The reconstruction of railway after Poland regained independence was an extremely challenging task. More than half of the stations were destroyed, railway viaducts were ruined. Most of the locomotives taken over from the partitioners were too damaged and train cars were fitted with over a hundred different types of breaks, heating and lighting systems. If that wasn’t enough, the occupants left behind several dozen kinds of train tracks, connected in various ways.
Even though, political groups rarely get along in terms of political, economical and social aspects of life, they were surprisingly unified in their approach to the transport industry. It wouldn’t have been enough to repair the railway infrastructure, it had to be built anew, since there were simply no railway lines from Warsaw to Poznan, Cracow or Lviv. Several hundred locomotives were bought from the West, and then Polish factories began producing them on their own. The crisis, which had left its mark on all branches of the economy, luckily passed and everyone began thinking on increasing the comfort of train travel and the usefullness of this way of transport for tourism.
In spring 1935, on the decision of the minister of transport Michał Butkiewicz, the League for Support of Tourism (LPT) was founded. The goal of the association was the widely understood promotion of tourism, especially in the context of mass use. It was probably due to the fact that the long-time chairman of LPT was the deputy minister of transport, Aleksander Bobkowski, that it was the railway which was to play a key role in the promotion of tourism.
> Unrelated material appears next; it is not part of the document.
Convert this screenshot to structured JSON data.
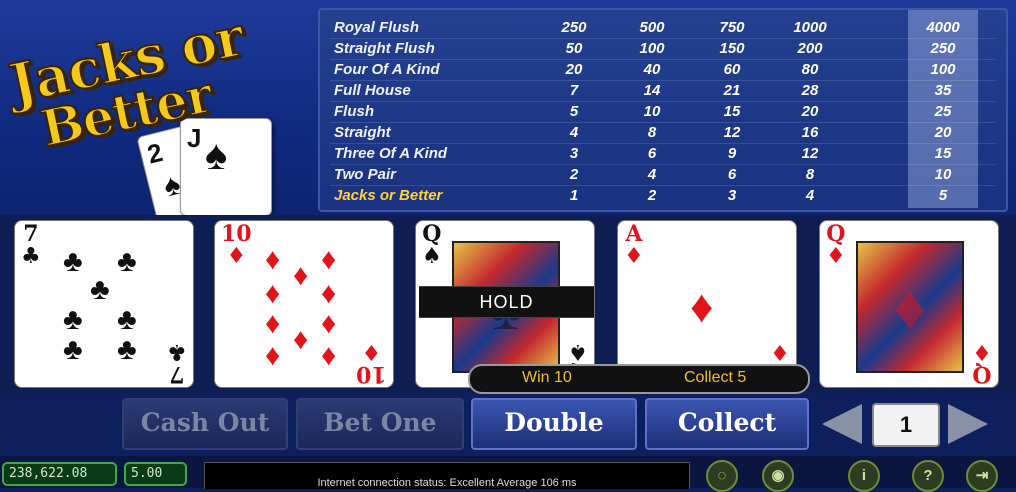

That way, the so-called popular trains gained much importance. Since 1933, year in and year out, several hundred special train cars rode out into the world. The idea of popular trains was based on the organisation of touristically attractive trips for as many people as possible with the least expenses as possible.
Special trains for individual passengers
The popular trains went on tours for various occasions and holidays. For example, on All Souls’ Day the trains took off to the Cemetery of the Defenders of Lviv. When international boxing competition took place, fans of this sport had a special train coming from Łódź to Poznan. History lovers took popular trains to get to Lednogóra, so they could visit the early Middle Ages’ cemetery at Ostrów Lednicki. The trains took passengers from Warsaw to special exhibitions: “Interior architecture” and “Woman’s world”. For music fans, there were special tours for the “Week of Polish Music” in Poznan, where they could attend concerts of church, symphonic and chamber music. Special cars also took passengers from Łuck and Kowlo to the metallurgy exhibition in Warsaw.
One of the more interesting ideas of the League for Support of Tourism were the pilgrimage trains. They were the result of the phenomenon first noticed by the Church in the 1930s – the connection between tourism with the centuries-old tradition of travelling to holy sites. At that time, cities like Częstochowa, Vilnus or Kalwaria Zebrzydowska began to gain popularity among more and more faithful. All because of the railway. Train pilgrimages for the most important religious ceremonies became highly popular. The train tickets on routes Warsaw-Vilnus or Warsaw-Częstochowa cost thirty percent less than normal, and the poorest and disabled could apply for a free ticket.
During the inter-war period in Poland, one train was a very special one. It was the rally ski train. The first one of this kind took off in February 1932. Its journey lasted ten days, and the route itself was 1200 kilometres long, from Worochta (today part of the Ivano-Frankivsk region in Ukraine), through Sławsko, Truskawiec, Sianki, Krynica, Rabka, Zakopane, Zwadroń, up to Wisła. The journey always took place during the night, while during the day the train stopped so its passengers could ski down Polish mountain slopes. Each and every one of the 148 travellers, having paid 200 zloty, had his own bed in the bedroom car, full board, access to the bathing car, cinema car and a special car for bridge games and dancing. The package also included a guide and participation in special events and parties.
The end of luxury
As time passed, the organisation of railway tourism kept improving. The train destinations were meticulously chosen, the passenger service became better and better. In June 1939, the Educational Inspectorate in Mielec organised a popular train for – as it was called – “all those who would like to see the wide world through <<Poland’s Window>> - the city of Gdynia”. Its organisers advertised the trip with: “Get on the train, there might not be another occasion such as this in the future”. They probably had no idea how prophetic were these words. Two months later, Poland was attacked. The biggest conflict in the history of the world broke out. For the next several years, Poles had to forget about terms like tourism, trips or sight-seeing.